Print the data below verbatim, minus images.

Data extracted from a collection
+--

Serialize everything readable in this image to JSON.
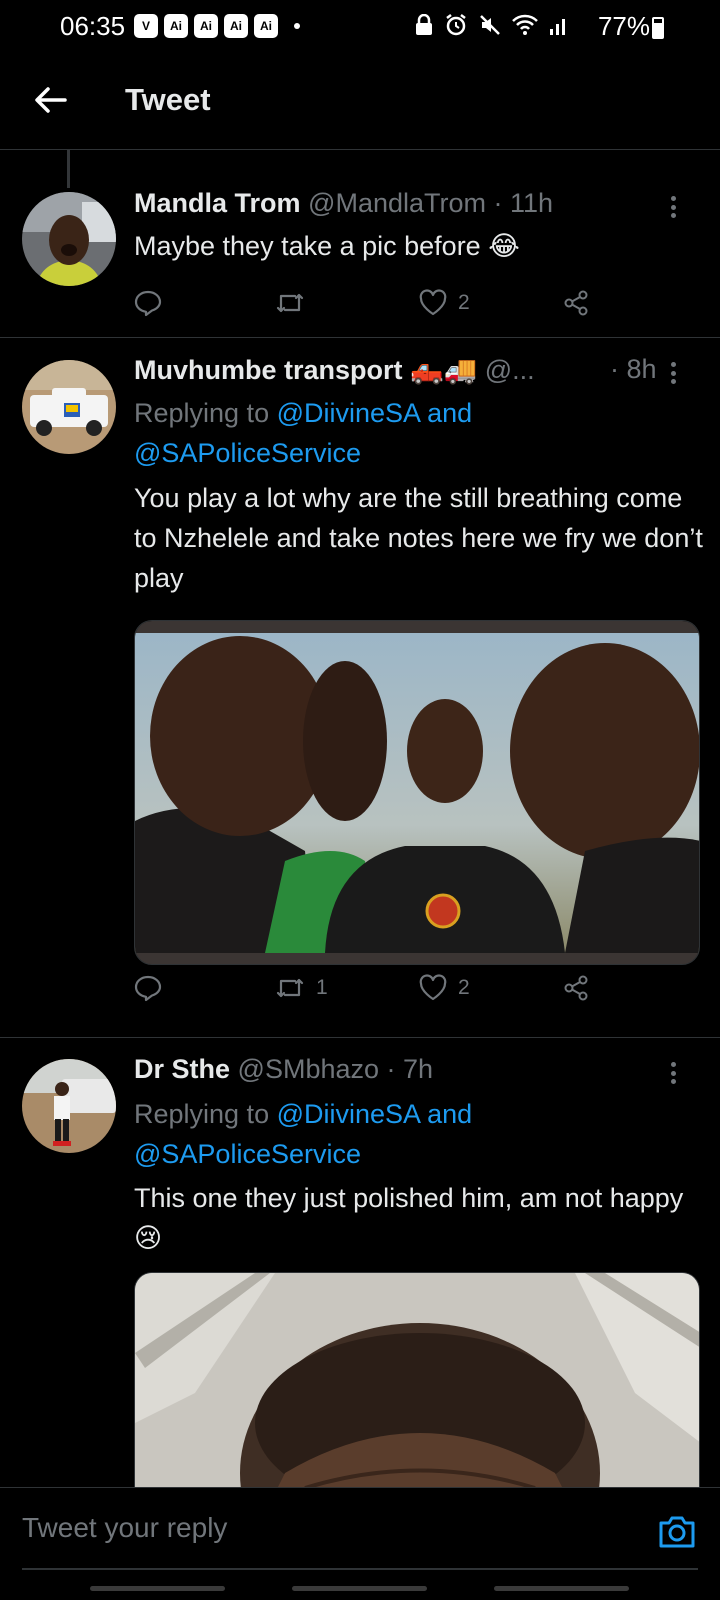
{
  "status_bar": {
    "time": "06:35",
    "badges": [
      "V",
      "Ai",
      "Ai",
      "Ai",
      "Ai"
    ],
    "battery": "77%"
  },
  "header": {
    "title": "Tweet"
  },
  "tweets": [
    {
      "name": "Mandla Trom",
      "handle": "@MandlaTrom",
      "time": "· 11h",
      "text": "Maybe they take a pic before 😂",
      "reply_count": "",
      "retweet_count": "",
      "like_count": "2"
    },
    {
      "name": "Muvhumbe transport 🛻🚚",
      "handle": "@...",
      "time": "· 8h",
      "replying_prefix": "Replying to",
      "replying_1": "@DiivineSA and",
      "replying_2": "@SAPoliceService",
      "text": "You play a lot why are the still breathing come to Nzhelele and take notes here we fry we don’t play",
      "reply_count": "",
      "retweet_count": "1",
      "like_count": "2"
    },
    {
      "name": "Dr Sthe",
      "handle": "@SMbhazo",
      "time": "· 7h",
      "replying_prefix": "Replying to",
      "replying_1": "@DiivineSA and",
      "replying_2": "@SAPoliceService",
      "text": "This one they just polished him, am not happy 😢"
    }
  ],
  "reply_bar": {
    "placeholder": "Tweet your reply"
  },
  "colors": {
    "accent": "#1d9bf0",
    "muted": "#71767b",
    "divider": "#2f3336"
  }
}
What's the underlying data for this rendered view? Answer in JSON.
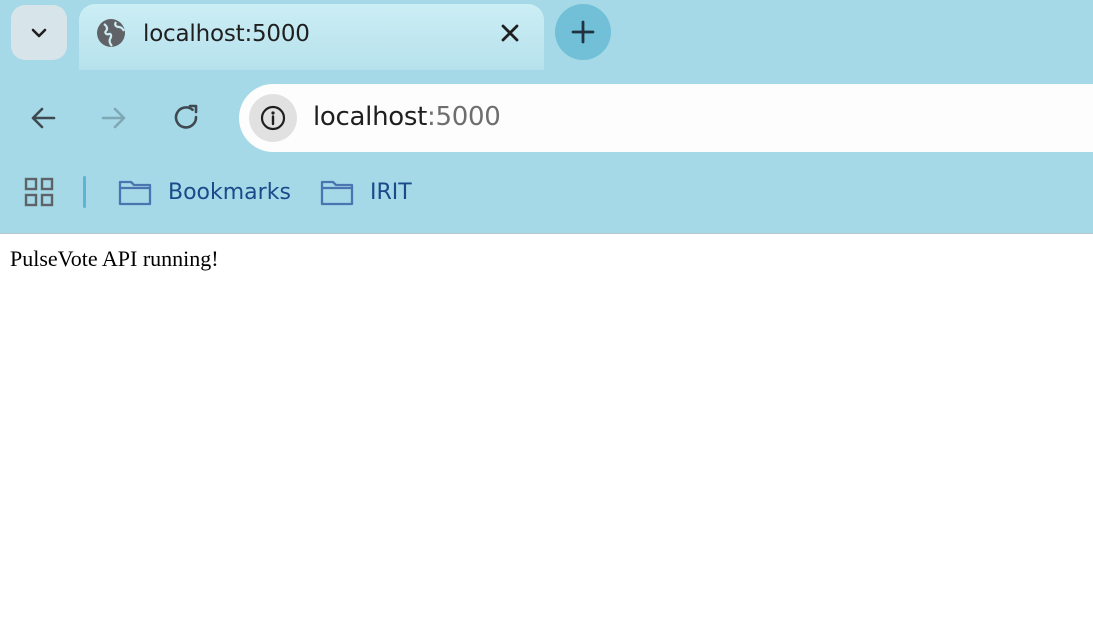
{
  "tab": {
    "title": "localhost:5000",
    "favicon": "globe-icon"
  },
  "toolbar": {
    "url_host": "localhost",
    "url_port": ":5000"
  },
  "bookmarks": {
    "items": [
      {
        "label": "Bookmarks",
        "icon": "folder-icon"
      },
      {
        "label": "IRIT",
        "icon": "folder-icon"
      }
    ]
  },
  "page": {
    "body_text": "PulseVote API running!"
  },
  "colors": {
    "chrome": "#a5d9e7",
    "tab_active": "#bfe6ef",
    "new_tab_button": "#72bfd8",
    "bookmark_text": "#1a4a8a"
  }
}
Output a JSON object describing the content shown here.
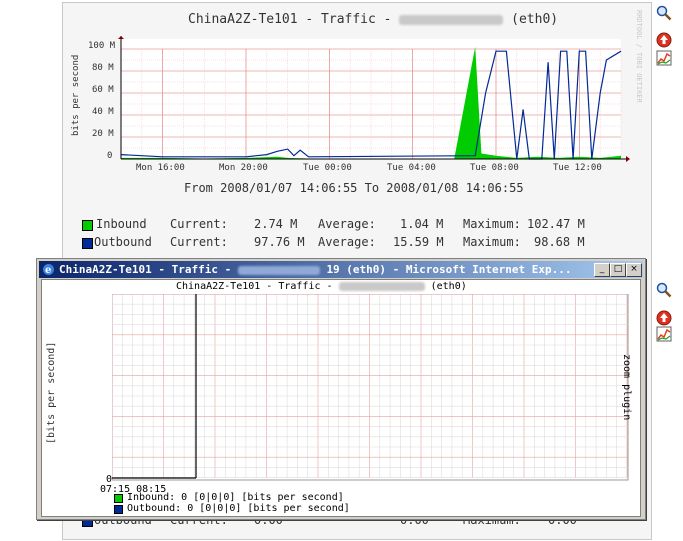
{
  "main_graph": {
    "title_prefix": "ChinaA2Z-Te101 - Traffic -",
    "title_suffix": "(eth0)",
    "y_axis_label": "bits per second",
    "y_ticks": [
      "100 M",
      "80 M",
      "60 M",
      "40 M",
      "20 M",
      "0"
    ],
    "x_ticks": [
      "Mon 16:00",
      "Mon 20:00",
      "Tue 00:00",
      "Tue 04:00",
      "Tue 08:00",
      "Tue 12:00"
    ],
    "side_label": "RRDTOOL / TOBI OETIKER",
    "date_range": "From 2008/01/07 14:06:55 To 2008/01/08 14:06:55",
    "colors": {
      "inbound": "#00cc00",
      "outbound": "#002a97",
      "grid": "#f0a0a0"
    }
  },
  "legend": {
    "inbound": {
      "name": "Inbound",
      "current_label": "Current:",
      "current": "2.74 M",
      "average_label": "Average:",
      "average": "1.04 M",
      "maximum_label": "Maximum:",
      "maximum": "102.47 M"
    },
    "outbound": {
      "name": "Outbound",
      "current_label": "Current:",
      "current": "97.76 M",
      "average_label": "Average:",
      "average": "15.59 M",
      "maximum_label": "Maximum:",
      "maximum": "98.68 M"
    },
    "outbound_hidden": {
      "name": "Outbound",
      "current_label": "Current:",
      "current": "0.00",
      "average": "0.00",
      "maximum_label": "Maximum:",
      "maximum": "0.00"
    }
  },
  "chart_data": {
    "type": "line",
    "x_start": "Mon 14:07",
    "x_end": "Tue 14:07",
    "ylim": [
      0,
      100
    ],
    "ylabel": "bits per second",
    "series": [
      {
        "name": "Inbound",
        "color": "#00cc00",
        "points": [
          [
            0,
            1
          ],
          [
            2,
            1
          ],
          [
            4,
            0.5
          ],
          [
            6,
            1
          ],
          [
            7.5,
            2
          ],
          [
            8,
            1
          ],
          [
            9,
            0.5
          ],
          [
            16,
            0.5
          ],
          [
            17,
            102
          ],
          [
            17.3,
            5
          ],
          [
            18,
            3
          ],
          [
            19,
            1
          ],
          [
            20,
            2
          ],
          [
            21,
            1
          ],
          [
            22,
            2
          ],
          [
            23,
            1
          ],
          [
            24,
            3
          ]
        ]
      },
      {
        "name": "Outbound",
        "color": "#002a97",
        "points": [
          [
            0,
            4
          ],
          [
            1,
            3
          ],
          [
            2,
            2
          ],
          [
            3,
            2
          ],
          [
            4,
            2
          ],
          [
            5,
            2
          ],
          [
            6,
            2
          ],
          [
            7,
            4
          ],
          [
            7.5,
            7
          ],
          [
            8,
            9
          ],
          [
            8.3,
            3
          ],
          [
            8.6,
            8
          ],
          [
            9,
            2
          ],
          [
            17,
            3
          ],
          [
            17.5,
            60
          ],
          [
            18,
            98
          ],
          [
            18.5,
            98
          ],
          [
            19,
            0
          ],
          [
            19.3,
            45
          ],
          [
            19.6,
            0
          ],
          [
            20.2,
            0
          ],
          [
            20.5,
            88
          ],
          [
            20.8,
            0
          ],
          [
            21.1,
            98
          ],
          [
            21.4,
            98
          ],
          [
            21.7,
            0
          ],
          [
            22,
            98
          ],
          [
            22.3,
            98
          ],
          [
            22.6,
            0
          ],
          [
            23,
            60
          ],
          [
            23.3,
            90
          ],
          [
            24,
            98
          ]
        ]
      }
    ]
  },
  "popup": {
    "window_title_prefix": "ChinaA2Z-Te101 - Traffic -",
    "window_title_suffix": "19 (eth0) - Microsoft Internet Exp...",
    "minimize": "_",
    "maximize": "□",
    "close": "×",
    "graph_title_prefix": "ChinaA2Z-Te101 - Traffic -",
    "graph_title_suffix": "(eth0)",
    "y_axis_label": "[bits per second]",
    "right_label": "zoom plugin",
    "y_zero": "0",
    "x_tick": "07:15 08:15",
    "inbound_line": "Inbound: 0 [0|0|0] [bits per second]",
    "outbound_line": "Outbound: 0 [0|0|0] [bits per second]"
  },
  "icons": [
    "magnifier-icon",
    "go-up-icon",
    "graph-icon"
  ]
}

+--

_Answer space_
Serialize everything readable in this image to JSON.
{
  "status_bar": {
    "time": "06:35",
    "badges": [
      "V",
      "Ai",
      "Ai",
      "Ai",
      "Ai"
    ],
    "battery": "77%"
  },
  "header": {
    "title": "Tweet"
  },
  "tweets": [
    {
      "name": "Mandla Trom",
      "handle": "@MandlaTrom",
      "time": "· 11h",
      "text": "Maybe they take a pic before 😂",
      "reply_count": "",
      "retweet_count": "",
      "like_count": "2"
    },
    {
      "name": "Muvhumbe transport 🛻🚚",
      "handle": "@...",
      "time": "· 8h",
      "replying_prefix": "Replying to",
      "replying_1": "@DiivineSA and",
      "replying_2": "@SAPoliceService",
      "text": "You play a lot why are the still breathing come to Nzhelele and take notes here we fry we don’t play",
      "reply_count": "",
      "retweet_count": "1",
      "like_count": "2"
    },
    {
      "name": "Dr Sthe",
      "handle": "@SMbhazo",
      "time": "· 7h",
      "replying_prefix": "Replying to",
      "replying_1": "@DiivineSA and",
      "replying_2": "@SAPoliceService",
      "text": "This one they just polished him, am not happy 😢"
    }
  ],
  "reply_bar": {
    "placeholder": "Tweet your reply"
  },
  "colors": {
    "accent": "#1d9bf0",
    "muted": "#71767b",
    "divider": "#2f3336"
  }
}
What's the underlying data for this rendered view? Answer in JSON.
{
  "tab": {
    "title": "localhost:5000",
    "favicon": "globe-icon"
  },
  "toolbar": {
    "url_host": "localhost",
    "url_port": ":5000"
  },
  "bookmarks": {
    "items": [
      {
        "label": "Bookmarks",
        "icon": "folder-icon"
      },
      {
        "label": "IRIT",
        "icon": "folder-icon"
      }
    ]
  },
  "page": {
    "body_text": "PulseVote API running!"
  },
  "colors": {
    "chrome": "#a5d9e7",
    "tab_active": "#bfe6ef",
    "new_tab_button": "#72bfd8",
    "bookmark_text": "#1a4a8a"
  }
}
Output a JSON object describing the content shown here.
{
  "main_graph": {
    "title_prefix": "ChinaA2Z-Te101 - Traffic -",
    "title_suffix": "(eth0)",
    "y_axis_label": "bits per second",
    "y_ticks": [
      "100 M",
      "80 M",
      "60 M",
      "40 M",
      "20 M",
      "0"
    ],
    "x_ticks": [
      "Mon 16:00",
      "Mon 20:00",
      "Tue 00:00",
      "Tue 04:00",
      "Tue 08:00",
      "Tue 12:00"
    ],
    "side_label": "RRDTOOL / TOBI OETIKER",
    "date_range": "From 2008/01/07 14:06:55 To 2008/01/08 14:06:55",
    "colors": {
      "inbound": "#00cc00",
      "outbound": "#002a97",
      "grid": "#f0a0a0"
    }
  },
  "legend": {
    "inbound": {
      "name": "Inbound",
      "current_label": "Current:",
      "current": "2.74 M",
      "average_label": "Average:",
      "average": "1.04 M",
      "maximum_label": "Maximum:",
      "maximum": "102.47 M"
    },
    "outbound": {
      "name": "Outbound",
      "current_label": "Current:",
      "current": "97.76 M",
      "average_label": "Average:",
      "average": "15.59 M",
      "maximum_label": "Maximum:",
      "maximum": "98.68 M"
    },
    "outbound_hidden": {
      "name": "Outbound",
      "current_label": "Current:",
      "current": "0.00",
      "average": "0.00",
      "maximum_label": "Maximum:",
      "maximum": "0.00"
    }
  },
  "chart_data": {
    "type": "line",
    "x_start": "Mon 14:07",
    "x_end": "Tue 14:07",
    "ylim": [
      0,
      100
    ],
    "ylabel": "bits per second",
    "series": [
      {
        "name": "Inbound",
        "color": "#00cc00",
        "points": [
          [
            0,
            1
          ],
          [
            2,
            1
          ],
          [
            4,
            0.5
          ],
          [
            6,
            1
          ],
          [
            7.5,
            2
          ],
          [
            8,
            1
          ],
          [
            9,
            0.5
          ],
          [
            16,
            0.5
          ],
          [
            17,
            102
          ],
          [
            17.3,
            5
          ],
          [
            18,
            3
          ],
          [
            19,
            1
          ],
          [
            20,
            2
          ],
          [
            21,
            1
          ],
          [
            22,
            2
          ],
          [
            23,
            1
          ],
          [
            24,
            3
          ]
        ]
      },
      {
        "name": "Outbound",
        "color": "#002a97",
        "points": [
          [
            0,
            4
          ],
          [
            1,
            3
          ],
          [
            2,
            2
          ],
          [
            3,
            2
          ],
          [
            4,
            2
          ],
          [
            5,
            2
          ],
          [
            6,
            2
          ],
          [
            7,
            4
          ],
          [
            7.5,
            7
          ],
          [
            8,
            9
          ],
          [
            8.3,
            3
          ],
          [
            8.6,
            8
          ],
          [
            9,
            2
          ],
          [
            17,
            3
          ],
          [
            17.5,
            60
          ],
          [
            18,
            98
          ],
          [
            18.5,
            98
          ],
          [
            19,
            0
          ],
          [
            19.3,
            45
          ],
          [
            19.6,
            0
          ],
          [
            20.2,
            0
          ],
          [
            20.5,
            88
          ],
          [
            20.8,
            0
          ],
          [
            21.1,
            98
          ],
          [
            21.4,
            98
          ],
          [
            21.7,
            0
          ],
          [
            22,
            98
          ],
          [
            22.3,
            98
          ],
          [
            22.6,
            0
          ],
          [
            23,
            60
          ],
          [
            23.3,
            90
          ],
          [
            24,
            98
          ]
        ]
      }
    ]
  },
  "popup": {
    "window_title_prefix": "ChinaA2Z-Te101 - Traffic -",
    "window_title_suffix": "19 (eth0) - Microsoft Internet Exp...",
    "minimize": "_",
    "maximize": "□",
    "close": "×",
    "graph_title_prefix": "ChinaA2Z-Te101 - Traffic -",
    "graph_title_suffix": "(eth0)",
    "y_axis_label": "[bits per second]",
    "right_label": "zoom plugin",
    "y_zero": "0",
    "x_tick": "07:15 08:15",
    "inbound_line": "Inbound: 0 [0|0|0] [bits per second]",
    "outbound_line": "Outbound: 0 [0|0|0] [bits per second]"
  },
  "icons": [
    "magnifier-icon",
    "go-up-icon",
    "graph-icon"
  ]
}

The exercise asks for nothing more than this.